[6] Learned counsel for the appellant filed submissions in respect of sentence. His main ground of appeal was that the total sentence of twenty years imposed by the learned Magistrate was harsh and excessive and was in “excess of his jurisdiction”.
[7] The learned Magistrate in his sentencing order dated 13th  June 2014 in respect of case 370 /2014, referred to the minimum mandatory term of imprisonment for the said offence as 15 years and sentenced him accordingly. It cannot be said that the learned Magistrate had exceeded his sentencing limit as by then Act 4 of 2014 an amendment to the Criminal Procedure Code was in effect from the 14th of April 2014, in which the sentencing limit of a Magistrate had been increased to 18 years.  
[8] It is also the contention of learned counsel for the appellant that the learned Magistrate had failed to take into consideration the mitigating factors as the appellant was not allowed to mitigate after conviction.
[9] On perusal of the record, it is apparent that the learned Magistrate had proceeded to sentence the appellant without giving him an opportunity to mitigate. Learned counsel for the appellant in his submissions further elaborated that by not giving an opportunity for the appellant to mitigate, the learned Magistrate failed to consider the following factors.
a) that the building which was broken into was a commercial building and not a private resident.
b) there was no violence used or injuries sustained.
c) the incident happened during the day and not night.
d) the items stolen had no big value and were retrieved.
e) the appellant had pleaded guilty and was expecting some leniency from court.
[10] It is apparent from the record in case 370/2014 that items stolen were recovered and the appellant had pleaded guilty at the first instance, thereby expressing remorse and regret and expecting leniency from court.

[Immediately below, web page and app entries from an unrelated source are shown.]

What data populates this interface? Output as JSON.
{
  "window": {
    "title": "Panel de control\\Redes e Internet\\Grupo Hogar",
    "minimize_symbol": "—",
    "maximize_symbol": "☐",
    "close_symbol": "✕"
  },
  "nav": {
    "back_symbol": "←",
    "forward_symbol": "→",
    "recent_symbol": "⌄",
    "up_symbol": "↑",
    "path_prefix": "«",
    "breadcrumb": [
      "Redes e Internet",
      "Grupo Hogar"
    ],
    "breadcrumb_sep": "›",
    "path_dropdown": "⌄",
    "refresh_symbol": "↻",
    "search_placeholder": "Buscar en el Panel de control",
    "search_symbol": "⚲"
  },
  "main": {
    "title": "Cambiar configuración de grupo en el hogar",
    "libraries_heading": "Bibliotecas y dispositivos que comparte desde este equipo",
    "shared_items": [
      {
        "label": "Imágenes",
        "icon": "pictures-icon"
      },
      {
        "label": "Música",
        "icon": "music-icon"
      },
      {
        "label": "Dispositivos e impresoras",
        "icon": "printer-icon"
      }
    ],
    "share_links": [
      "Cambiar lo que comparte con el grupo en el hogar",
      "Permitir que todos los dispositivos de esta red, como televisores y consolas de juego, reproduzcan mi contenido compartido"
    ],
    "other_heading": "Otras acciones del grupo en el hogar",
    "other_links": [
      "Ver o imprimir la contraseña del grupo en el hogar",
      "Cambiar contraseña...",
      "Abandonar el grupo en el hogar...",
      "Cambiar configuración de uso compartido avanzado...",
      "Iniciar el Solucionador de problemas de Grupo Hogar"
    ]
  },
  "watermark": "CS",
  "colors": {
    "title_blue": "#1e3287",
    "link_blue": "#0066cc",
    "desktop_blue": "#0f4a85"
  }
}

Considering the value of the stolen items namely a bicycle and suitcase valued at SR 2000 each and the total value of items stolen being SR 9000/, I am of the view considering the aforementioned facts in mitigation that a term of 15 years imprisonment for such an offence is harsh and excessive.  
[11] On considering the aforementioned facts set out in mitigation which the learned Magistrate had failed to do, I would proceed to set aside the sentence of 15 years imposed in case 370/2014 and substitute the sentence with a term of 7 (seven) years imprisonment which I further hold is a just and appropriate total term of imprisonment for both cases, considering the facts in mitigation and the circumstances of each case. I therefore make further order that the term of 5 years imprisonment imposed in case 369/2014 run concurrently with the term of 7 years imprisonment imposed in case 370/2014.
[12] The total sentence of 20 years imposed in cases 370/2014 and 369/2014 is reduced to a total term of 7 (seven) years imprisonment.
[13] Copy of this judgement to be filed in each of the aforementioned Magistrates’ Court cases in the event of further appeal and a copy to be served on the Commissioner of Prisons.

 


Signed, dated and delivered at Ile du Port on 1st August 2014

 

M Burhan

Judge of the Supreme Court